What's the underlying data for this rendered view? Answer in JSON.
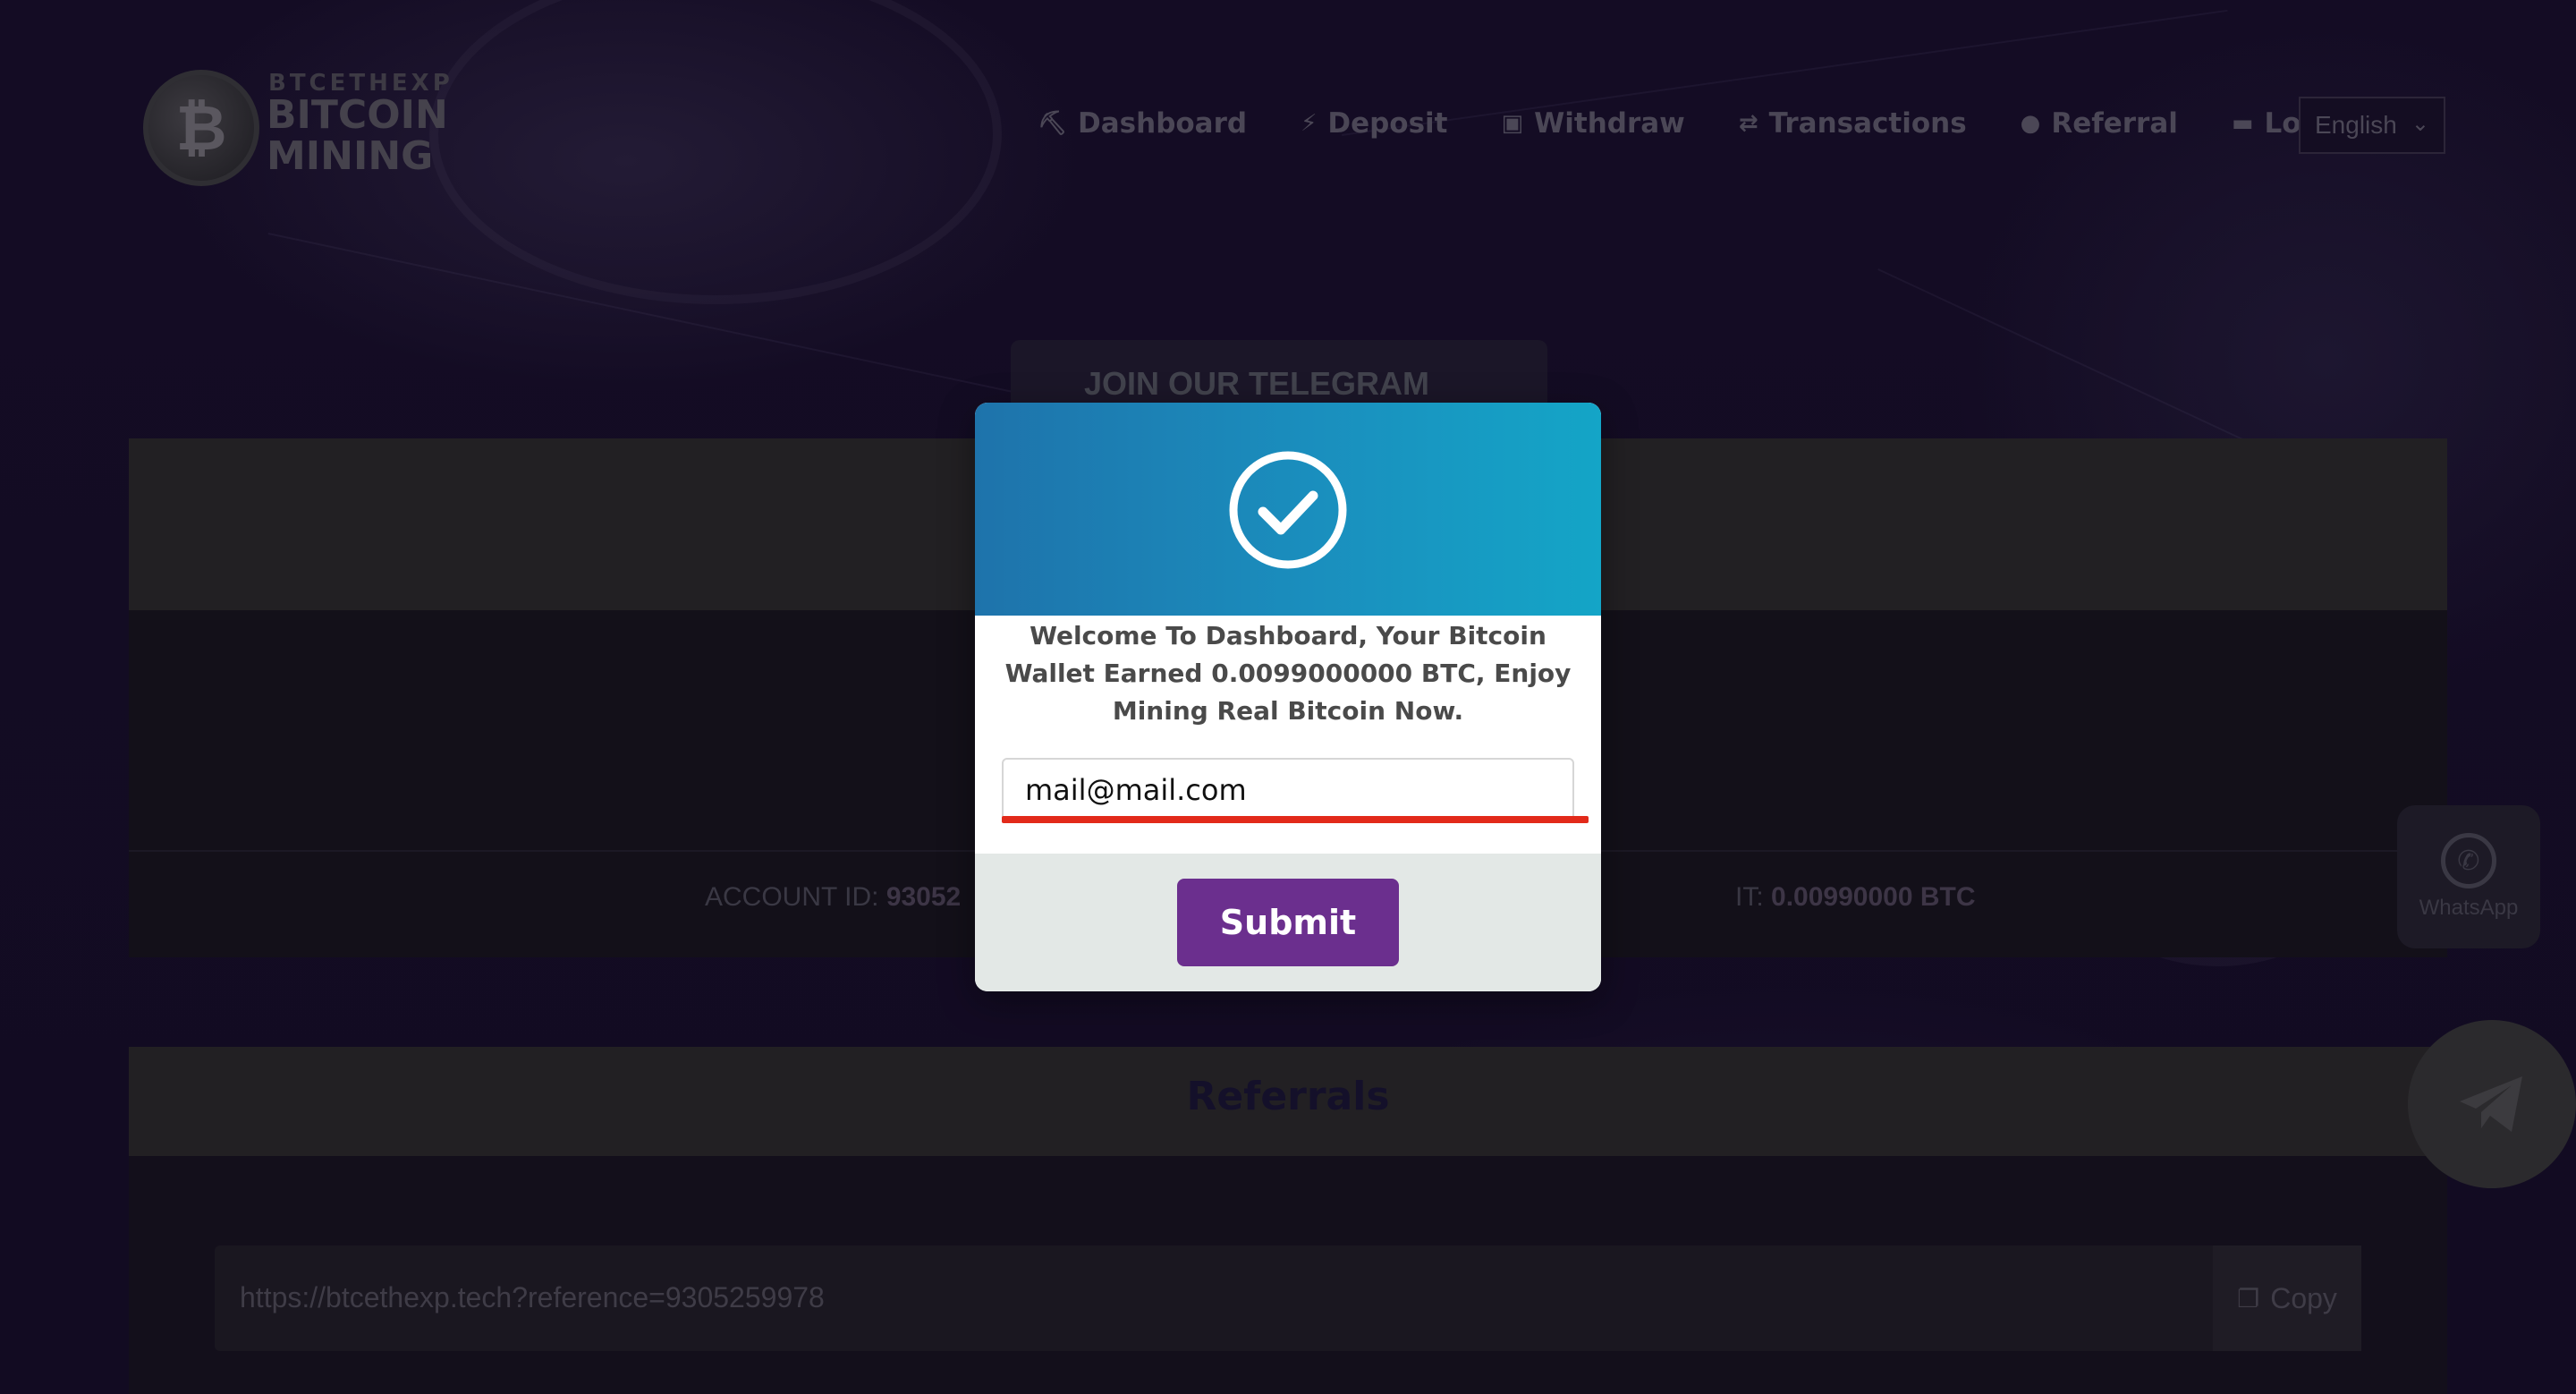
{
  "header": {
    "logo_small": "BTCETHEXP",
    "logo_line1": "BITCOIN",
    "logo_line2": "MINING",
    "nav": [
      {
        "label": "Dashboard",
        "icon": "pickaxe-icon"
      },
      {
        "label": "Deposit",
        "icon": "lightning-icon"
      },
      {
        "label": "Withdraw",
        "icon": "cash-icon"
      },
      {
        "label": "Transactions",
        "icon": "exchange-icon"
      },
      {
        "label": "Referral",
        "icon": "user-icon"
      },
      {
        "label": "Logout",
        "icon": "logout-icon"
      }
    ],
    "language": "English"
  },
  "telegram_banner": "JOIN OUR TELEGRAM",
  "dashboard": {
    "account_id_label": "ACCOUNT ID:",
    "account_id_value": "93052",
    "deposit_label": "IT:",
    "deposit_value": "0.00990000 BTC"
  },
  "referrals": {
    "title": "Referrals",
    "link": "https://btcethexp.tech?reference=9305259978",
    "copy_label": "Copy"
  },
  "floating": {
    "whatsapp_label": "WhatsApp"
  },
  "modal": {
    "message": "Welcome To Dashboard, Your Bitcoin Wallet Earned 0.0099000000 BTC, Enjoy Mining Real Bitcoin Now.",
    "email_value": "mail@mail.com",
    "submit_label": "Submit",
    "header_color": "#1a8fbe",
    "submit_color": "#6b2f8e",
    "highlight_color": "#e22a1a"
  }
}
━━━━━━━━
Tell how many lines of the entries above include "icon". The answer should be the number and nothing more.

*SOLUTION TO THE EXERCISE*. 6